But Census tracts with three or more freestanding emergency departments within a five-minute drive have much higher incomes and much lower poverty rates. The median household income in these areas is $101,000, and the poverty rate is just 4 percent.

Traditional hospitals, on the other hand, have the opposite results in CHI’s demographic analysis. The more hospitals within a five-minute drive, the higher the poverty rate and the lower the income. 

Census tracts close to three or more hospitals have a median household income of $69,000 and a poverty rate of 9 percent compared with a median income of $83,000 and a poverty rate of 8 percent for tracts with no hospital within a five-minute drive. This likely reflects the density of hospitals in central Denver and Aurora, where incomes are lower than many suburbs.

Conclusion

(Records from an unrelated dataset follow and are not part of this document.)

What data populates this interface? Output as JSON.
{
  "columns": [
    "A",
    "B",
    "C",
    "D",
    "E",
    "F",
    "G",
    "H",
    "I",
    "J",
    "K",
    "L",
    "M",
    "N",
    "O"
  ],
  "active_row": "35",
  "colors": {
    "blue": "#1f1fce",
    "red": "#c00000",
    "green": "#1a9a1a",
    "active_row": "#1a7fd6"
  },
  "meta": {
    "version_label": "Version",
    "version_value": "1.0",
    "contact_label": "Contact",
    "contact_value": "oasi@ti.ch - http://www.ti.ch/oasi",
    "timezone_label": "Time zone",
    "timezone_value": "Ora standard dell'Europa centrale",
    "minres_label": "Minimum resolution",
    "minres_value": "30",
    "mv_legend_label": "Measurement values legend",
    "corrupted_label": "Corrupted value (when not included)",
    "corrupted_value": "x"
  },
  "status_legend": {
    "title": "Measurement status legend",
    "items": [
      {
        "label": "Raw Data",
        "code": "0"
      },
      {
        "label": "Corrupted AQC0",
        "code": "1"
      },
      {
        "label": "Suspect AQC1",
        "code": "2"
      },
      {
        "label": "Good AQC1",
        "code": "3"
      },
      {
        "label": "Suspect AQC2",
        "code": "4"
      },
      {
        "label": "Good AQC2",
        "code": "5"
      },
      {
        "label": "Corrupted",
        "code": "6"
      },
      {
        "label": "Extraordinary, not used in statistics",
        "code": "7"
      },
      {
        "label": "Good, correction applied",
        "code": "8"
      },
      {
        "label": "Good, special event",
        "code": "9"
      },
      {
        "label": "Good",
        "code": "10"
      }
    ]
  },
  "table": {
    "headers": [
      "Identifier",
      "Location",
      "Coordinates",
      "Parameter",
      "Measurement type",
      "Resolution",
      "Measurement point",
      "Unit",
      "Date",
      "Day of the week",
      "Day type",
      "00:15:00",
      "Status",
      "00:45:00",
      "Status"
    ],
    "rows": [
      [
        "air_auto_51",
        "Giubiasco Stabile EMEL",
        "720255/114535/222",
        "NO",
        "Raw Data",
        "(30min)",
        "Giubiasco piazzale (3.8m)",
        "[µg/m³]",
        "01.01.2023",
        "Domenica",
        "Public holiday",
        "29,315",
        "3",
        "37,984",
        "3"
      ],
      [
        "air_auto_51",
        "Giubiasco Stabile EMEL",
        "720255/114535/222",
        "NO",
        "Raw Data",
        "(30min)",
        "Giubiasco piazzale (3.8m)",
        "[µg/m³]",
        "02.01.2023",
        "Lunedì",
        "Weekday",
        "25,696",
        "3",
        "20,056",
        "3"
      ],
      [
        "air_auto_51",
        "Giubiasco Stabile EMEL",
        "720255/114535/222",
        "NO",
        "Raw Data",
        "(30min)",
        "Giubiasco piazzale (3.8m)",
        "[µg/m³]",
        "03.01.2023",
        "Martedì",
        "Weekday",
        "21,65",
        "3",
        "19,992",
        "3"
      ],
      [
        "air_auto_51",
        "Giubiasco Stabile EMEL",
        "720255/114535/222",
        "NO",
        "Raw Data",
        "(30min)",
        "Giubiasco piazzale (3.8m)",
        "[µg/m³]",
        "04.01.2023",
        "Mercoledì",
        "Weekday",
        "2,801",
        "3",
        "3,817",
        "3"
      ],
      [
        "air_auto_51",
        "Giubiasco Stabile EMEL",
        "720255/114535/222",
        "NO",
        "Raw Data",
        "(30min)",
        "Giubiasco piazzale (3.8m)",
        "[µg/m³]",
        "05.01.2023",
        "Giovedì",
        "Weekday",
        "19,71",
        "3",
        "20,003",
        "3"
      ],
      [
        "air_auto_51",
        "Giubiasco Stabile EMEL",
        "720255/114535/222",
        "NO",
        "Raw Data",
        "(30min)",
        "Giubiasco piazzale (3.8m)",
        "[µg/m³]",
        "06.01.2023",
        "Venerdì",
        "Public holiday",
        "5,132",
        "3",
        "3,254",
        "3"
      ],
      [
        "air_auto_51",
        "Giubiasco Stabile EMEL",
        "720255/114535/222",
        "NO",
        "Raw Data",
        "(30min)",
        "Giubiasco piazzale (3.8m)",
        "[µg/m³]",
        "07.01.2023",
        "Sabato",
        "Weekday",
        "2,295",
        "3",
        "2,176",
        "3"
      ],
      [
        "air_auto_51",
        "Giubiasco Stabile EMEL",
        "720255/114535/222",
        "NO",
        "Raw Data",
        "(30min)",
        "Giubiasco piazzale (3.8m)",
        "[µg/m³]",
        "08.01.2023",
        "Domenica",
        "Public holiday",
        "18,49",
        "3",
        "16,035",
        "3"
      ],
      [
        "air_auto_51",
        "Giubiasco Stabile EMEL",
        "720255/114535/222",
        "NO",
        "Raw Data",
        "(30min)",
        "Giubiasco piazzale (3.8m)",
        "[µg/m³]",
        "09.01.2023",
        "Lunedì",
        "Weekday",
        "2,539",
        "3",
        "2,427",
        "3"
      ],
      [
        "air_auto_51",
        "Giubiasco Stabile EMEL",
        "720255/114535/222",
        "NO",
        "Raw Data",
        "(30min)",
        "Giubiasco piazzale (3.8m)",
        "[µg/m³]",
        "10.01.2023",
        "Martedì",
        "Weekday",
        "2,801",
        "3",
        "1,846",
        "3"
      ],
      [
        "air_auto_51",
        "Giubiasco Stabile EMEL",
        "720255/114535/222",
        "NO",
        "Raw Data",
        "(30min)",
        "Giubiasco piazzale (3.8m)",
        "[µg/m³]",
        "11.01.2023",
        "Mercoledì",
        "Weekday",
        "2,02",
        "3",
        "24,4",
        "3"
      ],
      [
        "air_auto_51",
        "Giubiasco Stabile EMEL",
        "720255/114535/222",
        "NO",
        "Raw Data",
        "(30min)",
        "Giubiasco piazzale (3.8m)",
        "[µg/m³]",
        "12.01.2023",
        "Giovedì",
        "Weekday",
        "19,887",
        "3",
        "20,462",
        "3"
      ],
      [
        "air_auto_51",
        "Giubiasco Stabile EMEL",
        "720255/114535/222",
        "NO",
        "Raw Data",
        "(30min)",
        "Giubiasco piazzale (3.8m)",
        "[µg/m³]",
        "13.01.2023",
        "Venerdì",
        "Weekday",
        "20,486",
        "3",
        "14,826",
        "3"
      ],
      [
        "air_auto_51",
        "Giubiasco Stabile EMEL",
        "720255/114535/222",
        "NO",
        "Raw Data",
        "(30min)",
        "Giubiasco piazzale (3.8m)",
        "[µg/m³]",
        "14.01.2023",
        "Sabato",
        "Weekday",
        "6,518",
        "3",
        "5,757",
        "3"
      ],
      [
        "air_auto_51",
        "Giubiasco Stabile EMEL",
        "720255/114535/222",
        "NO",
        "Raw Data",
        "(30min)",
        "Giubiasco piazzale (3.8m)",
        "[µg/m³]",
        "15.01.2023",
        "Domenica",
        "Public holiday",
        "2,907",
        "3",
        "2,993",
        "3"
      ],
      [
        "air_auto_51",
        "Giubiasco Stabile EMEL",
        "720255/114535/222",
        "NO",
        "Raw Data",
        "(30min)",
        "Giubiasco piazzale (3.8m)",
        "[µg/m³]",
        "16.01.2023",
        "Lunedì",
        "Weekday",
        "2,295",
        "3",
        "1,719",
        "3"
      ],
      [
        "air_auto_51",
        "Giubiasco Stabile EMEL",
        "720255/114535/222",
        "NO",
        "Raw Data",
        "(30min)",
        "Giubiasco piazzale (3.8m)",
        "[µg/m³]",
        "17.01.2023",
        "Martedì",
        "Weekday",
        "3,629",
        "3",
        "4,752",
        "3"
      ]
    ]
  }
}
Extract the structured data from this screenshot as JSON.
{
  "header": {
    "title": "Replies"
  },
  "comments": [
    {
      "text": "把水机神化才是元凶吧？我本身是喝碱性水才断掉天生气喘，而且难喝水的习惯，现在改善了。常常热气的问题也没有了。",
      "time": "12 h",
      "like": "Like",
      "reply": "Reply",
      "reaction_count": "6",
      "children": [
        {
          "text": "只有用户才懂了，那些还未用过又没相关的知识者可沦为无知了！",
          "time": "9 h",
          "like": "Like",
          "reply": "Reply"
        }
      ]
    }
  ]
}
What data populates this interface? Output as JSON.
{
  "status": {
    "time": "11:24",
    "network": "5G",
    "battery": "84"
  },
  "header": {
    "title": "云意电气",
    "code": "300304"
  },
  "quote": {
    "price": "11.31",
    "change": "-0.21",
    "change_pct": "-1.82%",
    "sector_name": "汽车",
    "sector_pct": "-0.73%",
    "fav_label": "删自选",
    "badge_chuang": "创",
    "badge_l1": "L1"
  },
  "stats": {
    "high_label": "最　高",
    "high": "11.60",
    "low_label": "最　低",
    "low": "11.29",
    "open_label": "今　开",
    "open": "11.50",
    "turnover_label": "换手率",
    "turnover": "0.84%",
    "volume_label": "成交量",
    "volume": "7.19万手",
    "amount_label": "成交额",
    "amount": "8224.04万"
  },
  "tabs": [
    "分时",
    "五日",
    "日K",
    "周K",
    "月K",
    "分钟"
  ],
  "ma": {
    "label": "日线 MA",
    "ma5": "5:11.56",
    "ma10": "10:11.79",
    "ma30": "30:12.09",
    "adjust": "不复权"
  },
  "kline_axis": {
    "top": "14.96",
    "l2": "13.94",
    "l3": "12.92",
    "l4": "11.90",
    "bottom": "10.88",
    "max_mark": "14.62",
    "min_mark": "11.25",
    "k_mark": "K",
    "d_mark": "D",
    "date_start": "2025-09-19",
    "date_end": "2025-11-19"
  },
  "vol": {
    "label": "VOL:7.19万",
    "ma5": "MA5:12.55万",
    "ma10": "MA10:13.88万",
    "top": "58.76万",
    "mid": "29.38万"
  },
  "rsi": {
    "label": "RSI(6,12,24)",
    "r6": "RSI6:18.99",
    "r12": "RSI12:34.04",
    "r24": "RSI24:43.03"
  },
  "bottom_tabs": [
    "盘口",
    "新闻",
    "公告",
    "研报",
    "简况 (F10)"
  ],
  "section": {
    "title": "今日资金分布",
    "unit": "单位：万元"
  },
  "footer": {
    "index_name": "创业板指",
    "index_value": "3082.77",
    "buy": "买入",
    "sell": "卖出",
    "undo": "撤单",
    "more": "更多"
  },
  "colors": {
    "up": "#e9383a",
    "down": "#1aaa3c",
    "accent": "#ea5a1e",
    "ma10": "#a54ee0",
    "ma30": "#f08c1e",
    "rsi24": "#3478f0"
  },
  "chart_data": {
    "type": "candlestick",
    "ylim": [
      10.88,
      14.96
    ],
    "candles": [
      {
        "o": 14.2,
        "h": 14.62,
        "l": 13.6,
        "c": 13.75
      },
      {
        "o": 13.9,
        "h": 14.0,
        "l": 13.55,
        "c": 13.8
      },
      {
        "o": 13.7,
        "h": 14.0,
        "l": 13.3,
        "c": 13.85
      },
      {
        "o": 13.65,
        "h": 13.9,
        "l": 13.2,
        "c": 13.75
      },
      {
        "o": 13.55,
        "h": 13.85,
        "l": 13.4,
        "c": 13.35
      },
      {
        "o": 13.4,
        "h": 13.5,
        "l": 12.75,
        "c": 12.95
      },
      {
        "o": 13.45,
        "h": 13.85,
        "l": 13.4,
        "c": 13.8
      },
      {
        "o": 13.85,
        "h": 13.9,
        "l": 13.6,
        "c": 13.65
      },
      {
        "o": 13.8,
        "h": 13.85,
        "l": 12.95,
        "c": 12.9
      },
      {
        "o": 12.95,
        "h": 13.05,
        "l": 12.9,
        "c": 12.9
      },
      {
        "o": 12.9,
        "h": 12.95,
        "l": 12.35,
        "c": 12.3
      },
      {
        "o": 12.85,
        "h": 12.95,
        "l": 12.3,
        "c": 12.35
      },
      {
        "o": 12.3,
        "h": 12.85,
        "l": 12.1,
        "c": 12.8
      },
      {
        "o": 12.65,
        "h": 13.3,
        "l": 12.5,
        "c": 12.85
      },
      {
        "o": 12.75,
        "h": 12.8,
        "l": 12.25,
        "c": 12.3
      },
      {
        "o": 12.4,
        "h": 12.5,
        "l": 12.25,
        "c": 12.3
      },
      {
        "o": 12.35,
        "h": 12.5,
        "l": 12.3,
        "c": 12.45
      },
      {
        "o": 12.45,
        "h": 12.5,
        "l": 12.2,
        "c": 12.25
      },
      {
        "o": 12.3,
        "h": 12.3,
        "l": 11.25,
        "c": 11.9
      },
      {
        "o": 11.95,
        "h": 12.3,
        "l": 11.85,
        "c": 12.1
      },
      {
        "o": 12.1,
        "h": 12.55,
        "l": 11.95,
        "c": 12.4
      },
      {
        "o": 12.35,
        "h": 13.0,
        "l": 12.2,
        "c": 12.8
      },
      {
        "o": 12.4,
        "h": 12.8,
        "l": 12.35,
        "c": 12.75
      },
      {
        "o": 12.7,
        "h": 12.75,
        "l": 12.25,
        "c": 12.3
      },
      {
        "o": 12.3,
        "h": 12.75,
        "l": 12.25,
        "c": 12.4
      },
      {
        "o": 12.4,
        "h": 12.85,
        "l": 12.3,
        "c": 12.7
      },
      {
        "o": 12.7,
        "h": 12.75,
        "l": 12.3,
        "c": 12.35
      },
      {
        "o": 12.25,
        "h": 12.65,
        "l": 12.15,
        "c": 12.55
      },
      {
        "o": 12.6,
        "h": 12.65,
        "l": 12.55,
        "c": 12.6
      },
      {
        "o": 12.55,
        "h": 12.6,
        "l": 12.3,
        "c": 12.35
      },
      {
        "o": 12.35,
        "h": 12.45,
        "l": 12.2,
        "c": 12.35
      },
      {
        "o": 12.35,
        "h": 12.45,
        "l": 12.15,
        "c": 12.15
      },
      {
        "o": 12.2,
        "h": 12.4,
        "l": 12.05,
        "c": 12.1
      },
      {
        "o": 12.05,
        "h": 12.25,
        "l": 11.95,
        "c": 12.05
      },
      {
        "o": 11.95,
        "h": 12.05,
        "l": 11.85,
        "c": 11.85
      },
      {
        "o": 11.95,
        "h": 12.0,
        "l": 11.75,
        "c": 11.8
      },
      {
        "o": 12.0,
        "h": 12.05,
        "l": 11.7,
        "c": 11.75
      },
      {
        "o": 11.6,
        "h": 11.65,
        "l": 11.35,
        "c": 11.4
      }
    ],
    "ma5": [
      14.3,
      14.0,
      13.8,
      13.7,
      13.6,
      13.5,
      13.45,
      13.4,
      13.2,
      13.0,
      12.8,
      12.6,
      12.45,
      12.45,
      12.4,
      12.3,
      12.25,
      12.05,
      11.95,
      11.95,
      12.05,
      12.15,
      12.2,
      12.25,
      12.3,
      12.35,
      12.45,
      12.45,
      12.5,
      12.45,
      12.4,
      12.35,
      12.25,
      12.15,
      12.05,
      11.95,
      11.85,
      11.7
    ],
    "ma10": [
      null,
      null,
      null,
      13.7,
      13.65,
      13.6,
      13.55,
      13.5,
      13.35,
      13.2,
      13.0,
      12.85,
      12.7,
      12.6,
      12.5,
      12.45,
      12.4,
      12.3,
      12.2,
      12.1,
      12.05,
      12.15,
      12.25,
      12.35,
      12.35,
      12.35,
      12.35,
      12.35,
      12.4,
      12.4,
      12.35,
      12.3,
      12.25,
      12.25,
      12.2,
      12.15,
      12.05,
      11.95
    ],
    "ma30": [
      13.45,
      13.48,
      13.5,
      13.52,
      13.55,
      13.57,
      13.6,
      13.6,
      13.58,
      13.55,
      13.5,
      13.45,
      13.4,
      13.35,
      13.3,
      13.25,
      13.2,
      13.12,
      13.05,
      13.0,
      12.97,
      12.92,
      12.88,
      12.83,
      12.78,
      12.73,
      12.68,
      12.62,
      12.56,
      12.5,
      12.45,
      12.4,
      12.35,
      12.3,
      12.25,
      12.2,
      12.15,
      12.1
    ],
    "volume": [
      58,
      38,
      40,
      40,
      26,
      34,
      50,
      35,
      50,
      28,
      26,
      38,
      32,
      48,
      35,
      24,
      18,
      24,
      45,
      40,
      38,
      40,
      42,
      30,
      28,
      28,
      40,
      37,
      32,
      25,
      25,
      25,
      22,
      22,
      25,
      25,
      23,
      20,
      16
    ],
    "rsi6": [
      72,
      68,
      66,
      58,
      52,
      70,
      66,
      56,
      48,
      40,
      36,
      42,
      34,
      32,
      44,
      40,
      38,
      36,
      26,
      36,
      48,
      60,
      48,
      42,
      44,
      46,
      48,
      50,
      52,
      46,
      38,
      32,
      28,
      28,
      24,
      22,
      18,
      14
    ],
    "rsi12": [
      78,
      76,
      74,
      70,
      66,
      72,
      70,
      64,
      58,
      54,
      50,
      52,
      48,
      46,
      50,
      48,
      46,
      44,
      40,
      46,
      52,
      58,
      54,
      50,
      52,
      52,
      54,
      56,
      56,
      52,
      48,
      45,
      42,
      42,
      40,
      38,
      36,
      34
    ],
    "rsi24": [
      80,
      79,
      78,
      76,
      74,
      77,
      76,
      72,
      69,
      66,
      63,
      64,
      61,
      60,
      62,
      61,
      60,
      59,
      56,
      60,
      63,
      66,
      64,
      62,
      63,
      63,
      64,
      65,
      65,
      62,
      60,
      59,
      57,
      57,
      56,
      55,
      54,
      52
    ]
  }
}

This analysis shows that freestanding emergency departments cluster in high-income areas, where people are more likely to have private insurance and less likely to have Medicaid, which pays lower rates to providers than commercial carriers. Critics would say the finding supports their position that the facilities are positioned to make the most money, and that they are less likely to expand access to medical care for vulnerable populations.

The analysis is consistent with other studies done around the country that show freestanding emergency departments disproportionately located in affluent areas and those with high rates of employer-sponsored insurance.7, 8

Endnotes

1 American College of Emergency Physicians. (2014). “Freestanding Emergency Departments.” https://www.acep.org/Clinical---Practice-Management/Freestanding-Emergency-Departments/#sm.0017tflnjnmefr211hu2mzbxg6k8p.

2 Harish, N.J., et al. “How the Freestanding Emergency Department Boom Can Help Patients.” (2016). NEJM Catalyst, February 18, 2016. https://catalyst.nejm.org/how-the-freestanding-emergency-department-boom-can-help-patients/.

3 Schurr, J.D., et al. (2017). “Where Do Freestanding Emergency Departments Choose to Locate? A National Inventory and Geographic Analysis in Three States.” Annals of Emergency Medicine. 69(4):383-392.e5. https://scholar.harvard.edu/files/cutler/files/1-s2.0-s0196064416301998-main.pdf.

4 Medicare Payment Advisory Commission. (2017). “Report to the Congress: Medicare and the Health Care Delivery System.” http://www.medpac.gov/docs/default-source/reports/jun17_ch8.pdf?sfvrsn=0.

5 Harish, N.J., et al.

6 Center for Improving Value in Health Care. (2016). “Utilization Spot Analysis: Free Standing Emergency Departments.” http://www.civhc.org/wp-content/uploads/2017/07/Spot-Analysis-FSED-July-2016.pdf.

7 Schurr, J.D., et al. (2017).

8 Medicare Payment Advisory Commission. (2017).